Assignment ->
Write out the material in full, matching each line exactly.

Given entries ->
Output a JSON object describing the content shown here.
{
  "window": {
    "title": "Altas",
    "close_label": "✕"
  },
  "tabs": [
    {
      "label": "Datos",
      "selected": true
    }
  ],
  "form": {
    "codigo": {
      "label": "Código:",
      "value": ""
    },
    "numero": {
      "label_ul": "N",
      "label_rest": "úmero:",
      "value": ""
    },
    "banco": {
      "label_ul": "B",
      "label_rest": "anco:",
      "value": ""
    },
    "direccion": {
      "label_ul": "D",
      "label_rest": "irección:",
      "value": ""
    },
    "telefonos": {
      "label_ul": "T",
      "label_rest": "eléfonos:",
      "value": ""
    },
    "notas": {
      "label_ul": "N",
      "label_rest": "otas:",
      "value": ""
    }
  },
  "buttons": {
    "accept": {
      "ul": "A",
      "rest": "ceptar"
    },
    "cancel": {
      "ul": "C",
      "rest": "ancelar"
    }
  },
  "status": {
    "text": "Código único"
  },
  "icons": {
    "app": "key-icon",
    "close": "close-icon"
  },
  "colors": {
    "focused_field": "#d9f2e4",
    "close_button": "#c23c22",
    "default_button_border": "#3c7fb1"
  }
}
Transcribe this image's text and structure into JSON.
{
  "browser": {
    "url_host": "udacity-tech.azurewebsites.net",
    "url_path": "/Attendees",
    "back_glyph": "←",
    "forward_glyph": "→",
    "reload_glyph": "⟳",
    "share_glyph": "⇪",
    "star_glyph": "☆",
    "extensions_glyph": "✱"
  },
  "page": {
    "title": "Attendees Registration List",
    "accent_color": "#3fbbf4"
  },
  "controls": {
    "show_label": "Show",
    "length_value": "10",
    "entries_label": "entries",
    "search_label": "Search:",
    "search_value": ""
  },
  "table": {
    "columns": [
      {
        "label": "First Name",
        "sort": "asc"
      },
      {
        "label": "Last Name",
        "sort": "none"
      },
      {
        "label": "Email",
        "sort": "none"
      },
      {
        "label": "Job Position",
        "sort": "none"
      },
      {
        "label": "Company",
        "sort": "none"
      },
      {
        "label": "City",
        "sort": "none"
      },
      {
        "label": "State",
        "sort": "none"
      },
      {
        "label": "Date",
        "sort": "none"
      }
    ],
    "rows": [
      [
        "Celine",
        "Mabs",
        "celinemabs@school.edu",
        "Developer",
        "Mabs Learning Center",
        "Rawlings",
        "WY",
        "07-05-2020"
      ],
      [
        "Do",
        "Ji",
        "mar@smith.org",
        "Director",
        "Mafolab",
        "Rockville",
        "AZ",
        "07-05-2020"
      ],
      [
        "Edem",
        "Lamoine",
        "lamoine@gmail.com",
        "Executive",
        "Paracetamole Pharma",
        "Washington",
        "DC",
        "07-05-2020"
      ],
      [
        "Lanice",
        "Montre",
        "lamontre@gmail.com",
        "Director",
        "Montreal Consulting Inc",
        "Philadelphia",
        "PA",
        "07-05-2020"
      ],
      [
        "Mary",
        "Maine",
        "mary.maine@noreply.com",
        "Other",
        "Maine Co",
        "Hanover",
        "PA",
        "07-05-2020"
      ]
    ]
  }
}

Solved exercise ->
Output a JSON object describing the content shown here.
{
  "window": {
    "title": "Altas",
    "close_label": "✕"
  },
  "tabs": [
    {
      "label": "Datos",
      "selected": true
    }
  ],
  "form": {
    "codigo": {
      "label": "Código:",
      "value": ""
    },
    "numero": {
      "label_ul": "N",
      "label_rest": "úmero:",
      "value": ""
    },
    "banco": {
      "label_ul": "B",
      "label_rest": "anco:",
      "value": ""
    },
    "direccion": {
      "label_ul": "D",
      "label_rest": "irección:",
      "value": ""
    },
    "telefonos": {
      "label_ul": "T",
      "label_rest": "eléfonos:",
      "value": ""
    },
    "notas": {
      "label_ul": "N",
      "label_rest": "otas:",
      "value": ""
    }
  },
  "buttons": {
    "accept": {
      "ul": "A",
      "rest": "ceptar"
    },
    "cancel": {
      "ul": "C",
      "rest": "ancelar"
    }
  },
  "status": {
    "text": "Código único"
  },
  "icons": {
    "app": "key-icon",
    "close": "close-icon"
  },
  "colors": {
    "focused_field": "#d9f2e4",
    "close_button": "#c23c22",
    "default_button_border": "#3c7fb1"
  }
}
Transcribe this image's text and structure into JSON.
{
  "browser": {
    "url_host": "udacity-tech.azurewebsites.net",
    "url_path": "/Attendees",
    "back_glyph": "←",
    "forward_glyph": "→",
    "reload_glyph": "⟳",
    "share_glyph": "⇪",
    "star_glyph": "☆",
    "extensions_glyph": "✱"
  },
  "page": {
    "title": "Attendees Registration List",
    "accent_color": "#3fbbf4"
  },
  "controls": {
    "show_label": "Show",
    "length_value": "10",
    "entries_label": "entries",
    "search_label": "Search:",
    "search_value": ""
  },
  "table": {
    "columns": [
      {
        "label": "First Name",
        "sort": "asc"
      },
      {
        "label": "Last Name",
        "sort": "none"
      },
      {
        "label": "Email",
        "sort": "none"
      },
      {
        "label": "Job Position",
        "sort": "none"
      },
      {
        "label": "Company",
        "sort": "none"
      },
      {
        "label": "City",
        "sort": "none"
      },
      {
        "label": "State",
        "sort": "none"
      },
      {
        "label": "Date",
        "sort": "none"
      }
    ],
    "rows": [
      [
        "Celine",
        "Mabs",
        "celinemabs@school.edu",
        "Developer",
        "Mabs Learning Center",
        "Rawlings",
        "WY",
        "07-05-2020"
      ],
      [
        "Do",
        "Ji",
        "mar@smith.org",
        "Director",
        "Mafolab",
        "Rockville",
        "AZ",
        "07-05-2020"
      ],
      [
        "Edem",
        "Lamoine",
        "lamoine@gmail.com",
        "Executive",
        "Paracetamole Pharma",
        "Washington",
        "DC",
        "07-05-2020"
      ],
      [
        "Lanice",
        "Montre",
        "lamontre@gmail.com",
        "Director",
        "Montreal Consulting Inc",
        "Philadelphia",
        "PA",
        "07-05-2020"
      ],
      [
        "Mary",
        "Maine",
        "mary.maine@noreply.com",
        "Other",
        "Maine Co",
        "Hanover",
        "PA",
        "07-05-2020"
      ]
    ]
  }
}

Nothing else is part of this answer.